Government nominates judges as judiciary Bill moves slowly
Shane Ross wants reform of selection process as he believes bench is marred by ‘cronyism’
Minister for Justice Charlie Flanagan: has clashed with Shane Ross on occasion. Photograph: Gareth Chaney/Collins
The Government agreed to nominate several more judges at its Cabinet meeting on Tuesday, filling vacancies in the the High Court, the Circuit Court and the District Court.
The names of the nominees will now be forwarded for official appointment by the President.
Three new judges have been nominated for appointment to the High Court including senior counsel Teresa Pilkington and solicitor Michael Quinn, while the Government agreed it would nominate Senan Allen to the court when Judge Patrick McCarthy moves to the Court of Appeal.
Ms Pilkington and Mr Allen are senior counsel practising in the Law Library in Dublin, while Mr Quinn is a partner in the litigation department of William Fry, one of the country’s largest firms of solicitors.
In addition the Government decided that solicitor James McCourt will be appointed to the Circuit Court on the retirement of Judge Michael O’Shea later this month, while solicitor Eirinn McKiernan is to be appointed to the District Court.
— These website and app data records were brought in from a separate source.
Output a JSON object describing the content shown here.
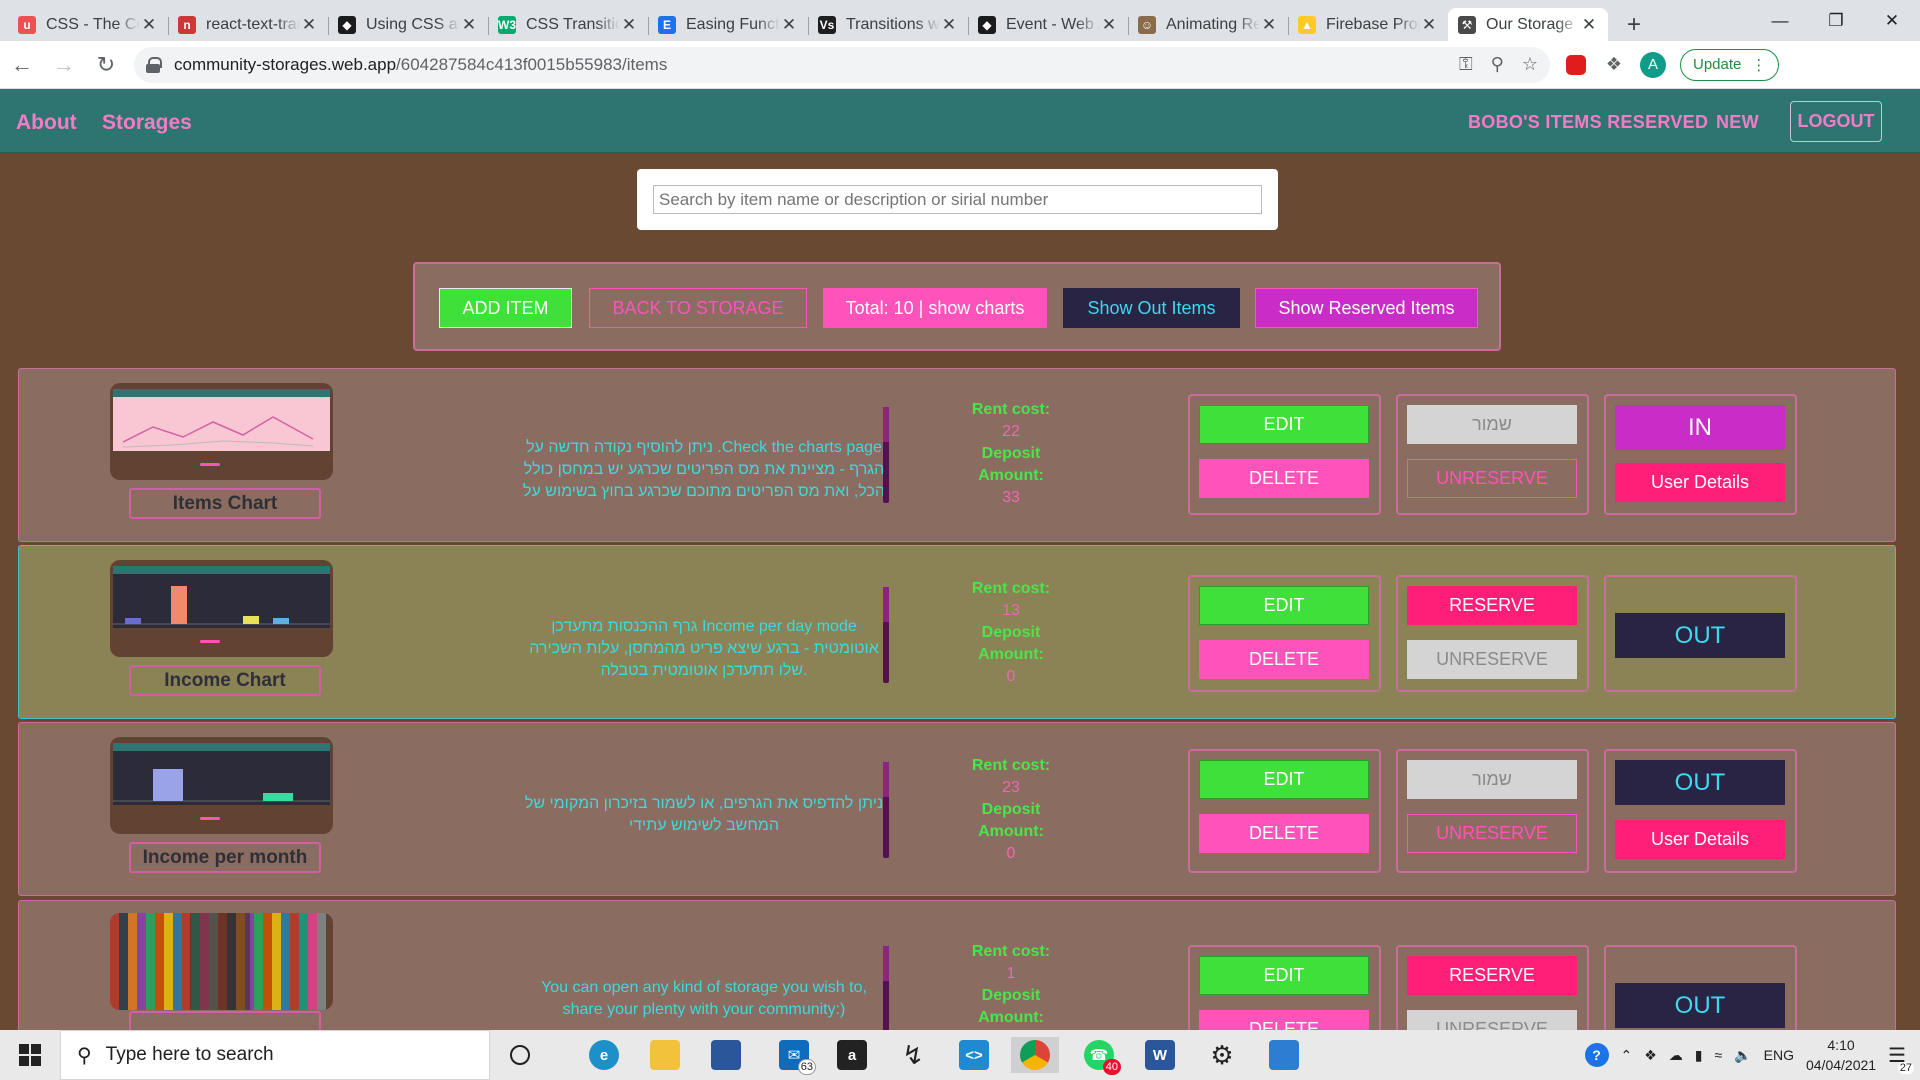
{
  "browser": {
    "tabs": [
      {
        "title": "CSS - The Complete Guide",
        "fav": "u",
        "color": "#ec5252"
      },
      {
        "title": "react-text-transition",
        "fav": "n",
        "color": "#cb3837"
      },
      {
        "title": "Using CSS animations",
        "fav": "◆",
        "color": "#1b1b1b"
      },
      {
        "title": "CSS Transitions",
        "fav": "W3",
        "color": "#04aa6d"
      },
      {
        "title": "Easing Functions",
        "fav": "E",
        "color": "#1a73e8"
      },
      {
        "title": "Transitions with",
        "fav": "Vs",
        "color": "#1e1e1e"
      },
      {
        "title": "Event - Web APIs",
        "fav": "◆",
        "color": "#1b1b1b"
      },
      {
        "title": "Animating React",
        "fav": "☺",
        "color": "#8a6b4a"
      },
      {
        "title": "Firebase Project",
        "fav": "▲",
        "color": "#ffca28"
      },
      {
        "title": "Our Storage",
        "fav": "⚒",
        "color": "#4a4a4a",
        "active": true
      }
    ],
    "url_host": "community-storages.web.app",
    "url_path": "/604287584c413f0015b55983/items",
    "profile_initial": "A",
    "update_label": "Update"
  },
  "nav": {
    "about": "About",
    "storages": "Storages",
    "reserved": "BOBO'S ITEMS RESERVED",
    "new": "NEW",
    "logout": "LOGOUT"
  },
  "search": {
    "placeholder": "Search by item name or description or sirial number"
  },
  "actions": {
    "add_item": "ADD ITEM",
    "back": "BACK TO STORAGE",
    "total": "Total: 10 | show charts",
    "show_out": "Show Out Items",
    "show_reserved": "Show Reserved Items"
  },
  "labels": {
    "rent_cost": "Rent cost:",
    "deposit": "Deposit",
    "amount": "Amount:",
    "edit": "EDIT",
    "delete": "DELETE",
    "unreserve": "UNRESERVE",
    "reserve": "RESERVE",
    "user_details": "User Details"
  },
  "items": [
    {
      "name": "Items Chart",
      "description": "ניתן להוסיף נקודה חדשה על .Check the charts page הגרף - מציינת את מס הפריטים שכרגע יש במחסן כולל הכל, ואת מס הפריטים מתוכם שכרגע בחוץ בשימוש על",
      "rent_cost": "22",
      "deposit": "33",
      "reserve_label": "שמור",
      "status": "IN",
      "highlighted": false
    },
    {
      "name": "Income Chart",
      "description": "גרף ההכנסות מתעדכן Income per day mode אוטומטית - ברגע שיצא פריט מהמחסן, עלות השכירה שלו תתעדכן אוטומטית בטבלה.",
      "rent_cost": "13",
      "deposit": "0",
      "reserve_label": "RESERVE",
      "status": "OUT",
      "highlighted": true
    },
    {
      "name": "Income per month",
      "description": "ניתן להדפיס את הגרפים, או לשמור בזיכרון המקומי של המחשב לשימוש עתידי",
      "rent_cost": "23",
      "deposit": "0",
      "reserve_label": "שמור",
      "status": "OUT",
      "highlighted": false
    },
    {
      "name": "",
      "description": "You can open any kind of storage you wish to, share your plenty with your community:)",
      "rent_cost": "1",
      "deposit": "",
      "reserve_label": "RESERVE",
      "status": "OUT",
      "highlighted": false
    }
  ],
  "taskbar": {
    "search_placeholder": "Type here to search",
    "mail_badge": "63",
    "whatsapp_badge": "40",
    "lang": "ENG",
    "time": "4:10",
    "date": "04/04/2021",
    "notif": "27"
  }
}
The nominations were made by the Government after it received lists of suitable candidates from the Judicial Appointments Advisory Board.
Judicial appointments have been a difficult subject for the coalition Government, with the Minister for Transport Shane Ross blocking appointments on a number of occasions because of his frustration at the slow pace of new laws and procedures for appointing judges.
However, Mr Ross backed down on each occasion when told that the Government needed to appoint judges to ensure the smooth running of the court. The Independent Alliance says that it only considers judicial appointments on a “case-by-case basis”. It is understood Mr Ross was consulted before the names were brought to the Cabinet.
Government sources said Mr Ross was notified of the names ahead of other Ministers and could assess them before the memo was officially brought to the meeting.
However, in a statement that points to the underlying tensions in Government, the Minister for Justice Charlie Flanagan – who has clashed with Mr Ross on occasion – issued a statement pointedly referring to the fact that “since 2016 there has been 39 judicial appointments”.
Mr Flanagan said that the appointments “underline the Government’s commitment to ensuring that vacancies in the courts are filled in a timely manner so that the courts have all the necessary judges to ensure access to justice” – likely to be interpreted as a rebuke to Mr Ross.
New legislation, which sets up a new commission to recommend judges for nomination by the Government, is making its way through the Seanad. The Government spokesman said it was intended to pass finally through the Oireachtas this week before the Dáil rises for the summer recess.
It needs to conclude there before it returns to the Dáil before Friday’s recess.
In his statement, Mr Flanagan said: “I note the good progress made in the Judicial Appointments Commission Bill, which is currently in the Seanad.”
Mr Ross wants to reform the way judges are selected because he believes the bench is marred by “cronyism” and that politicians have been appointing “their friends” as judges for years. Judges have strongly rejected his repeated criticisms. Many senior Fine Gael figures are also incensed at Mr Ross’s attitude to the judiciary.
Mr Ross has accused lawyers of opposing the Bill in the Dáil and Seanad because it “disturbs their cosy way of life”.